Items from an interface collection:
-- Opening Marker --
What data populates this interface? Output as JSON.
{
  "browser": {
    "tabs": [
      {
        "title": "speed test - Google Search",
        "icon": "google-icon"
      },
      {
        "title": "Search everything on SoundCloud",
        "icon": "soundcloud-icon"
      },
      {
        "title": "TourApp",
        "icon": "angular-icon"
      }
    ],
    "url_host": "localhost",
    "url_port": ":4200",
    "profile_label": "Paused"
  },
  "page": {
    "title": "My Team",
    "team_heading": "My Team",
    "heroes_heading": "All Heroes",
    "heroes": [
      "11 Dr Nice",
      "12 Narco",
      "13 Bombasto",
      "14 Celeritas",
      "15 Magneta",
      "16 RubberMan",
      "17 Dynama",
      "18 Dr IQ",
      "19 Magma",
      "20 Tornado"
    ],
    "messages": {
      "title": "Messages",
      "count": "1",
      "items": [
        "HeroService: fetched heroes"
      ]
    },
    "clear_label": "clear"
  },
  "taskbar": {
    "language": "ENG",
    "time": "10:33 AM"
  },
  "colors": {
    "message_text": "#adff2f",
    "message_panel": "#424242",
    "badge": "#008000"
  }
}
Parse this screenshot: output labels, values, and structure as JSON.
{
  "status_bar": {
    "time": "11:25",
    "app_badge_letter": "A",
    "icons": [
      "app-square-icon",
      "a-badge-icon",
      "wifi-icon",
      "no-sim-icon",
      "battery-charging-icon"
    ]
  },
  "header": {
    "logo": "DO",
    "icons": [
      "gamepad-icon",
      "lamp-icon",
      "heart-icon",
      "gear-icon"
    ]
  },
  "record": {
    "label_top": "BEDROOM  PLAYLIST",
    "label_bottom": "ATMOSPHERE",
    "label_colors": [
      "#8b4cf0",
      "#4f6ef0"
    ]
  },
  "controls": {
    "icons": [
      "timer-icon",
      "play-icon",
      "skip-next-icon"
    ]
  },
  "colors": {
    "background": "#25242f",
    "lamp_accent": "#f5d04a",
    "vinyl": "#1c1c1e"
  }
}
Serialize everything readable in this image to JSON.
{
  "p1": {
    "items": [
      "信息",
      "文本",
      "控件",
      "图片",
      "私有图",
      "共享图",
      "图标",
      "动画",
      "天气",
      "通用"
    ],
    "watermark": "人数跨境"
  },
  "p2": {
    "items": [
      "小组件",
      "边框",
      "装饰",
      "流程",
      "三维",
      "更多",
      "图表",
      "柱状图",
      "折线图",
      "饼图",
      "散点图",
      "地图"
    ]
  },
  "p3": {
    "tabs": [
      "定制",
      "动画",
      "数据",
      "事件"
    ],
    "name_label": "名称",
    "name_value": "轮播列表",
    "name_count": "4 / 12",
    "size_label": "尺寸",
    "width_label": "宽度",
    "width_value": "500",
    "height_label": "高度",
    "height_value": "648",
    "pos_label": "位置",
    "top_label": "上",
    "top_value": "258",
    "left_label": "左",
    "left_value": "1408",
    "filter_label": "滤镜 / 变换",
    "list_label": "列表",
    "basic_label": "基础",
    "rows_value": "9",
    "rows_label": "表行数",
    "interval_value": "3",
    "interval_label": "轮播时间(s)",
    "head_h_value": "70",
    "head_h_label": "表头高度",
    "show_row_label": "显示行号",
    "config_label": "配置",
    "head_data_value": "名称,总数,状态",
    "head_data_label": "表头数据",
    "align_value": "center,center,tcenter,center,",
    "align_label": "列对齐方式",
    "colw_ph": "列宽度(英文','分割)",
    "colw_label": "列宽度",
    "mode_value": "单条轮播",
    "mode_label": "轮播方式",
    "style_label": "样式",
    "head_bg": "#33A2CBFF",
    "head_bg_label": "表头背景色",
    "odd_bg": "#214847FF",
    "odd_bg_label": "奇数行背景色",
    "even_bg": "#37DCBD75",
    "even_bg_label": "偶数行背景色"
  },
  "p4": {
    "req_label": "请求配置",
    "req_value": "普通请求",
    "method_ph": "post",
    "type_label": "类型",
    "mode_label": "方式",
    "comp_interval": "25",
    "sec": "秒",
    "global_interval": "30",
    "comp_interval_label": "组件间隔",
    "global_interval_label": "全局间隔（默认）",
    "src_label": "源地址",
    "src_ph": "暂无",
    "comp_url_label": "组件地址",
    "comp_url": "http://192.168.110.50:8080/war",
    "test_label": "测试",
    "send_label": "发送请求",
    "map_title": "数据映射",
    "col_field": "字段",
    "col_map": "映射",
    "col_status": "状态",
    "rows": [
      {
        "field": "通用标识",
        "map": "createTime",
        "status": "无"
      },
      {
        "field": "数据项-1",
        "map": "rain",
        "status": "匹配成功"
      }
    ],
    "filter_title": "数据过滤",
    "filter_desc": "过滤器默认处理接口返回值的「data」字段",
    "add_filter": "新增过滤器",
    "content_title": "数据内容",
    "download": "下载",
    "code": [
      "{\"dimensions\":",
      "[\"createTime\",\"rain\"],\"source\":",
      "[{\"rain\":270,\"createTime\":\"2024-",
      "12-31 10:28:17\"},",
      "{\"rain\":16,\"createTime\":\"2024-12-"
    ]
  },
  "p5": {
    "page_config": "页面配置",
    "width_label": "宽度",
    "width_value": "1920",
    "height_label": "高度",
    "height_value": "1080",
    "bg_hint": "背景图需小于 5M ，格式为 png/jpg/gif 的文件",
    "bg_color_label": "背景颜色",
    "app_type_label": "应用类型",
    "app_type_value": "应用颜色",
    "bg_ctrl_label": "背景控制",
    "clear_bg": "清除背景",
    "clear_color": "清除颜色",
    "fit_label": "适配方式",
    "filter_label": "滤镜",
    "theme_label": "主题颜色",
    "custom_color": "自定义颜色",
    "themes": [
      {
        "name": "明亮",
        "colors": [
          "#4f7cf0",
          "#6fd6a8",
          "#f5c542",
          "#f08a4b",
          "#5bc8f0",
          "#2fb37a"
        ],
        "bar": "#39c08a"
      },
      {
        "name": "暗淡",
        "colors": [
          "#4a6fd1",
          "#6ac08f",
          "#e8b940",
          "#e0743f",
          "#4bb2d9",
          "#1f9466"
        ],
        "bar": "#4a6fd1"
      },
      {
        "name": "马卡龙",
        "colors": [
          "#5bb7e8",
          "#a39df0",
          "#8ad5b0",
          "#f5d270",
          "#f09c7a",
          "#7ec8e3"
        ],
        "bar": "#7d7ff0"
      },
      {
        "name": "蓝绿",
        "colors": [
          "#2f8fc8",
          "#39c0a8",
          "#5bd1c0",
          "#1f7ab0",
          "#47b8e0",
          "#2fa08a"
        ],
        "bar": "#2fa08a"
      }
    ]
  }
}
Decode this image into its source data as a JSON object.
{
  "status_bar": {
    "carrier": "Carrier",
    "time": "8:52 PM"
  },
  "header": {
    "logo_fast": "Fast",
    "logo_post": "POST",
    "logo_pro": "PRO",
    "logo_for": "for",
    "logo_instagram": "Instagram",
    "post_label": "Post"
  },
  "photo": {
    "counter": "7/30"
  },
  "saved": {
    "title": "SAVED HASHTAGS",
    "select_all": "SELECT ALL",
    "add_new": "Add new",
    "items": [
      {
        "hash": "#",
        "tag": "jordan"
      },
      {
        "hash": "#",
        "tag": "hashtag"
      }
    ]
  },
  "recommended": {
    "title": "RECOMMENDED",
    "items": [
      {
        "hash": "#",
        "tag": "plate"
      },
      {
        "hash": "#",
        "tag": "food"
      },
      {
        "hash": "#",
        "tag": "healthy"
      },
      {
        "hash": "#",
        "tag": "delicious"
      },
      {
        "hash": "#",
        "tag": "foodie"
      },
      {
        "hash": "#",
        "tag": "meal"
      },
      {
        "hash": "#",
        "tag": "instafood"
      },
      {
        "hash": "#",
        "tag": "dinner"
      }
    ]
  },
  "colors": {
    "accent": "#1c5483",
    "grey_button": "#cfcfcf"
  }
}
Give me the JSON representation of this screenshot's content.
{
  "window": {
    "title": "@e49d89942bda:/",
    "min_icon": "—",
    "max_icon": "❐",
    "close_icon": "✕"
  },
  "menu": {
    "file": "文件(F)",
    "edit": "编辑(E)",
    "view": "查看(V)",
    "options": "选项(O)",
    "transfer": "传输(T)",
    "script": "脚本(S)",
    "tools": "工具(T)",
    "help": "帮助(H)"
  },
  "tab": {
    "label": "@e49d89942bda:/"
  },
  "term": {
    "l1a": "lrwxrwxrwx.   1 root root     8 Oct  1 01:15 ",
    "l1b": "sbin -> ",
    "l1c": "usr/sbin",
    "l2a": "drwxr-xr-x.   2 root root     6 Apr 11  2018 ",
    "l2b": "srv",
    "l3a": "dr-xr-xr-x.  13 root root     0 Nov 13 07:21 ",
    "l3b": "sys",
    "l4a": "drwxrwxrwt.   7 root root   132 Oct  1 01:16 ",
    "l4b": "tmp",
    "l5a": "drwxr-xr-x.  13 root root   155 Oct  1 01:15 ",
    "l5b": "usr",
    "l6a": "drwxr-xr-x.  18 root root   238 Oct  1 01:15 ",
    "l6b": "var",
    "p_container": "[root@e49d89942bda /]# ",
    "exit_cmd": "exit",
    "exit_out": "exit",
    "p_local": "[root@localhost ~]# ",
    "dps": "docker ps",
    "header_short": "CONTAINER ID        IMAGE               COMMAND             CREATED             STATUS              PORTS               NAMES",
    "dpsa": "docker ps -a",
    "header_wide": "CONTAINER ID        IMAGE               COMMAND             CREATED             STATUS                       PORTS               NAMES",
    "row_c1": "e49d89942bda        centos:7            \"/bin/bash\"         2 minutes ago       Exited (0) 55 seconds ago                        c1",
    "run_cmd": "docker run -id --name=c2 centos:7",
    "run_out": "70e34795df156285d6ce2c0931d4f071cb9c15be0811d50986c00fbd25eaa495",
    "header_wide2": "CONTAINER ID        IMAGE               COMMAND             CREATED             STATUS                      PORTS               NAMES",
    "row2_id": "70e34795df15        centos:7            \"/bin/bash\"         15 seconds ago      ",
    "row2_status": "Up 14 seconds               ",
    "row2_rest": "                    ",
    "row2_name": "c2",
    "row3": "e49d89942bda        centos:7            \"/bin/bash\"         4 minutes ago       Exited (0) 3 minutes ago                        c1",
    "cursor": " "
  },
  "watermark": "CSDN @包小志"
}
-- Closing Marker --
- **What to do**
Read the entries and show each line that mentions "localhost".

- **Exercise output**
    "url_host": "localhost",
    "p_local": "[root@localhost ~]# ",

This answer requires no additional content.